Child Care and Early Education Research Connections

Skip to main content

Supporting parent engagement in linguistically diverse families to promote young children's life success

Share
Description:

Parents' central role in their young children's learning and development is evident in a wide range of parenting behaviors. Some of these behaviors are embedded in daily routines, such as parents' responsive verbal play with infants and toddlers during bath time and conversation with preschoolers while preparing dinner. In other instances, parents engage in highly intentional efforts to help children learn, as when they explain the meaning of words while reading a storybook or when they help a child practice counting. The interactions parents have with the adults who care for and teach their children in child care and early education settings can also influence children's development. Through these interactions, both parents and caregivers can learn about ways to support children's learning in light of their individual needs and circumstances. A large body of research shows that varied forms of parent engagement have a positive influence on development, early learning, school readiness, and long-term educational success of all groups of children, including those from diverse racial and ethnic backgrounds. This paper provides a general review of research that can inform policies aimed at building the capacity of early care and education programs to promote parent engagement in linguistically diverse families. The term, "parent engagement," as used in this paper, refers to two types of activity: 1) parents' nurturing, responsive interactions with their children, at home and in the community, that help children acquire competencies they need for school and life success, and 2) interactions parents have with providers in early care and education settings that help both parents and providers promote children's learning and development. Linguistically diverse families are those whose home language is not English and whose family members may have varying degrees of proficiency in English, including limited English speaking and reading skills. (author abstract)

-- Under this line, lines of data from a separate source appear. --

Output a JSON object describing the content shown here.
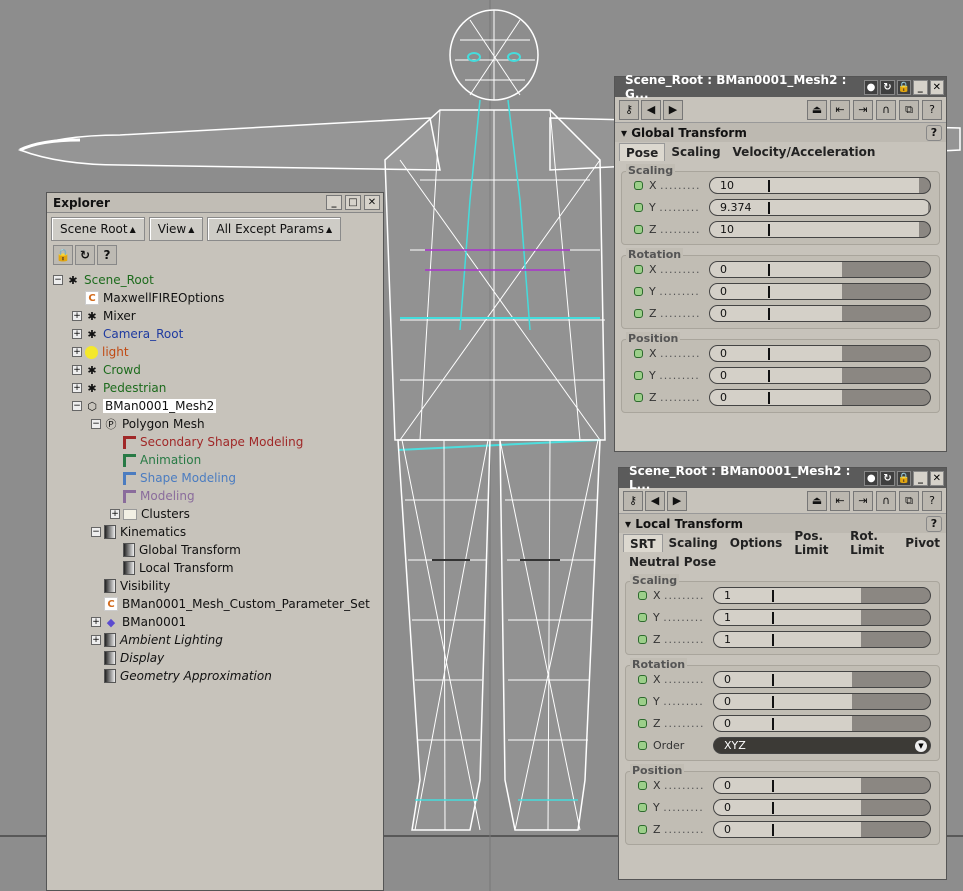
{
  "colors": {
    "annotation": "#f4ea1a",
    "wire": "#ffffff",
    "panel": "#c7c3bb"
  },
  "explorer": {
    "title": "Explorer",
    "toolbar": {
      "scene_root": "Scene Root",
      "view": "View",
      "filter": "All Except Params"
    },
    "icons": [
      "lock-icon",
      "refresh-icon",
      "help-icon"
    ],
    "tree": [
      {
        "label": "Scene_Root",
        "depth": 0,
        "exp": "−",
        "icon": "figure",
        "cls": "green"
      },
      {
        "label": "MaxwellFIREOptions",
        "depth": 1,
        "exp": "",
        "icon": "c",
        "cls": ""
      },
      {
        "label": "Mixer",
        "depth": 1,
        "exp": "+",
        "icon": "figure",
        "cls": ""
      },
      {
        "label": "Camera_Root",
        "depth": 1,
        "exp": "+",
        "icon": "figure",
        "cls": "blue"
      },
      {
        "label": "light",
        "depth": 1,
        "exp": "+",
        "icon": "bulb",
        "cls": "orange"
      },
      {
        "label": "Crowd",
        "depth": 1,
        "exp": "+",
        "icon": "figure",
        "cls": "green"
      },
      {
        "label": "Pedestrian",
        "depth": 1,
        "exp": "+",
        "icon": "figure",
        "cls": "green"
      },
      {
        "label": "BMan0001_Mesh2",
        "depth": 1,
        "exp": "−",
        "icon": "mesh",
        "cls": "sel"
      },
      {
        "label": "Polygon Mesh",
        "depth": 2,
        "exp": "−",
        "icon": "p",
        "cls": ""
      },
      {
        "label": "Secondary Shape Modeling",
        "depth": 3,
        "exp": "",
        "icon": "shape-red",
        "cls": "red"
      },
      {
        "label": "Animation",
        "depth": 3,
        "exp": "",
        "icon": "shape-teal",
        "cls": "teal"
      },
      {
        "label": "Shape Modeling",
        "depth": 3,
        "exp": "",
        "icon": "shape-blue",
        "cls": "lblue"
      },
      {
        "label": "Modeling",
        "depth": 3,
        "exp": "",
        "icon": "shape-purple",
        "cls": "purple"
      },
      {
        "label": "Clusters",
        "depth": 3,
        "exp": "+",
        "icon": "folder",
        "cls": ""
      },
      {
        "label": "Kinematics",
        "depth": 2,
        "exp": "−",
        "icon": "grad",
        "cls": ""
      },
      {
        "label": "Global Transform",
        "depth": 3,
        "exp": "",
        "icon": "grad",
        "cls": ""
      },
      {
        "label": "Local Transform",
        "depth": 3,
        "exp": "",
        "icon": "grad",
        "cls": ""
      },
      {
        "label": "Visibility",
        "depth": 2,
        "exp": "",
        "icon": "grad",
        "cls": ""
      },
      {
        "label": "BMan0001_Mesh_Custom_Parameter_Set",
        "depth": 2,
        "exp": "",
        "icon": "c",
        "cls": ""
      },
      {
        "label": "BMan0001",
        "depth": 2,
        "exp": "+",
        "icon": "gem",
        "cls": ""
      },
      {
        "label": "Ambient Lighting",
        "depth": 2,
        "exp": "+",
        "icon": "grad",
        "cls": "ital"
      },
      {
        "label": "Display",
        "depth": 2,
        "exp": "",
        "icon": "grad",
        "cls": "ital"
      },
      {
        "label": "Geometry Approximation",
        "depth": 2,
        "exp": "",
        "icon": "grad",
        "cls": "ital"
      }
    ]
  },
  "global_panel": {
    "title": "Scene_Root : BMan0001_Mesh2 : G...",
    "section": "Global Transform",
    "tabs": [
      "Pose",
      "Scaling",
      "Velocity/Acceleration"
    ],
    "groups": [
      {
        "name": "Scaling",
        "rows": [
          {
            "axis": "X",
            "value": "10",
            "fill": 0.95
          },
          {
            "axis": "Y",
            "value": "9.374",
            "fill": 0.99
          },
          {
            "axis": "Z",
            "value": "10",
            "fill": 0.95
          }
        ]
      },
      {
        "name": "Rotation",
        "rows": [
          {
            "axis": "X",
            "value": "0",
            "fill": 0.6
          },
          {
            "axis": "Y",
            "value": "0",
            "fill": 0.6
          },
          {
            "axis": "Z",
            "value": "0",
            "fill": 0.6
          }
        ]
      },
      {
        "name": "Position",
        "rows": [
          {
            "axis": "X",
            "value": "0",
            "fill": 0.6
          },
          {
            "axis": "Y",
            "value": "0",
            "fill": 0.6
          },
          {
            "axis": "Z",
            "value": "0",
            "fill": 0.6
          }
        ]
      }
    ]
  },
  "local_panel": {
    "title": "Scene_Root : BMan0001_Mesh2 : L...",
    "section": "Local Transform",
    "tabs": [
      "SRT",
      "Scaling",
      "Options",
      "Pos. Limit",
      "Rot. Limit",
      "Pivot"
    ],
    "tab2": "Neutral Pose",
    "order_label": "Order",
    "order_value": "XYZ",
    "groups": [
      {
        "name": "Scaling",
        "rows": [
          {
            "axis": "X",
            "value": "1",
            "fill": 0.68
          },
          {
            "axis": "Y",
            "value": "1",
            "fill": 0.68
          },
          {
            "axis": "Z",
            "value": "1",
            "fill": 0.68
          }
        ]
      },
      {
        "name": "Rotation",
        "rows": [
          {
            "axis": "X",
            "value": "0",
            "fill": 0.64
          },
          {
            "axis": "Y",
            "value": "0",
            "fill": 0.64
          },
          {
            "axis": "Z",
            "value": "0",
            "fill": 0.64
          }
        ]
      },
      {
        "name": "Position",
        "rows": [
          {
            "axis": "X",
            "value": "0",
            "fill": 0.68
          },
          {
            "axis": "Y",
            "value": "0",
            "fill": 0.68
          },
          {
            "axis": "Z",
            "value": "0",
            "fill": 0.68
          }
        ]
      }
    ]
  }
}
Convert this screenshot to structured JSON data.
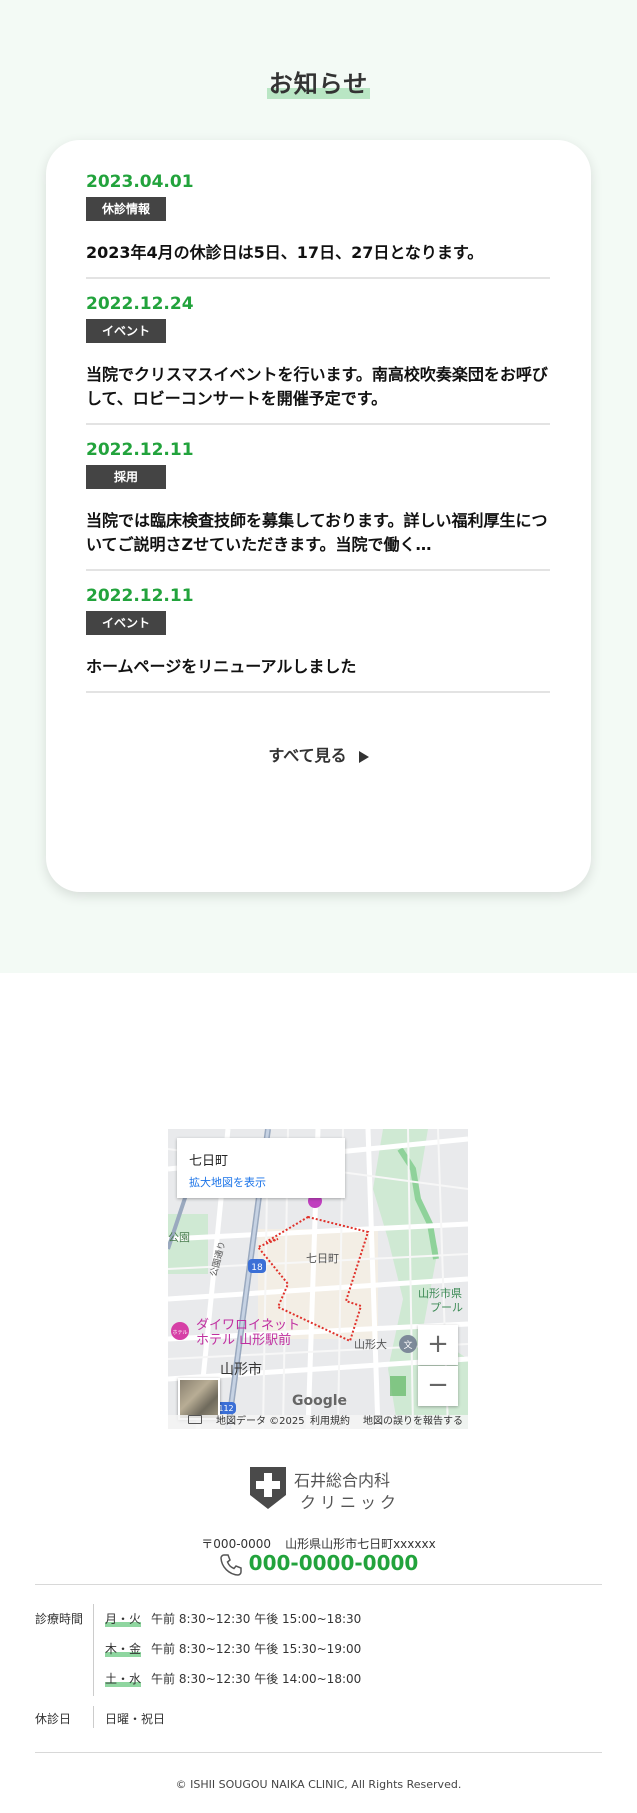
{
  "news": {
    "title": "お知らせ",
    "items": [
      {
        "date": "2023.04.01",
        "tag": "休診情報",
        "text": "2023年4月の休診日は5日、17日、27日となります。"
      },
      {
        "date": "2022.12.24",
        "tag": "イベント",
        "text": "当院でクリスマスイベントを行います。南高校吹奏楽団をお呼びして、ロビーコンサートを開催予定です。"
      },
      {
        "date": "2022.12.11",
        "tag": "採用",
        "text": "当院では臨床検査技師を募集しております。詳しい福利厚生についてご説明さZせていただきます。当院で働く…"
      },
      {
        "date": "2022.12.11",
        "tag": "イベント",
        "text": "ホームページをリニューアルしました"
      }
    ],
    "see_all": "すべて見る"
  },
  "map": {
    "place_name": "七日町",
    "view_larger": "拡大地図を表示",
    "zoom_in": "+",
    "zoom_out": "−",
    "labels": {
      "nanokamachi": "七日町",
      "hotel_line1": "ダイワロイネット",
      "hotel_line2": "ホテル 山形駅前",
      "city": "山形市",
      "park": "公園",
      "koen_dori": "公園通り",
      "route": "18",
      "route2": "112",
      "pool_line1": "山形市県",
      "pool_line2": "プール",
      "yamagata_dai": "山形大",
      "school_glyph": "文",
      "hotel_glyph": "ホテル",
      "google": "Google"
    },
    "attribution": {
      "data": "地図データ ©2025",
      "terms": "利用規約",
      "report": "地図の誤りを報告する"
    }
  },
  "footer": {
    "logo_line1": "石井総合内科",
    "logo_line2": "クリニック",
    "postal": "〒000-0000",
    "address": "山形県山形市七日町xxxxxx",
    "phone": "000-0000-0000",
    "hours_label": "診療時間",
    "hours": [
      {
        "days": "月・火",
        "time": "午前 8:30~12:30 午後 15:00~18:30"
      },
      {
        "days": "木・金",
        "time": "午前 8:30~12:30 午後 15:30~19:00"
      },
      {
        "days": "土・水",
        "time": "午前 8:30~12:30 午後 14:00~18:00"
      }
    ],
    "closed_label": "休診日",
    "closed_days": "日曜・祝日",
    "copyright": "© ISHII SOUGOU NAIKA CLINIC, All Rights Reserved."
  },
  "colors": {
    "accent_green": "#22a33c",
    "tag_bg": "#444444",
    "section_bg": "#f3faf5"
  }
}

Resource Type:
Other

Related resources include summaries, versions, measures (instruments), or other resources in which the current document plays a part. Research products funded by the Office of Planning, Research, and Evaluation are related to their project records.

- You May Also Like

These resources share similarities with the current selection. They are found by comparing the topic, author, and resource type of the currently selected resource to the rest of the library’s publications.

Taking stock of dual language learner identification and strengthening procedures and policies

Otherview

Language counts: Supporting early math development for dual language learners

Otherview

Using Family Projects to promote meaningful home-school partnerships in inclusive preschool classrooms

Otherview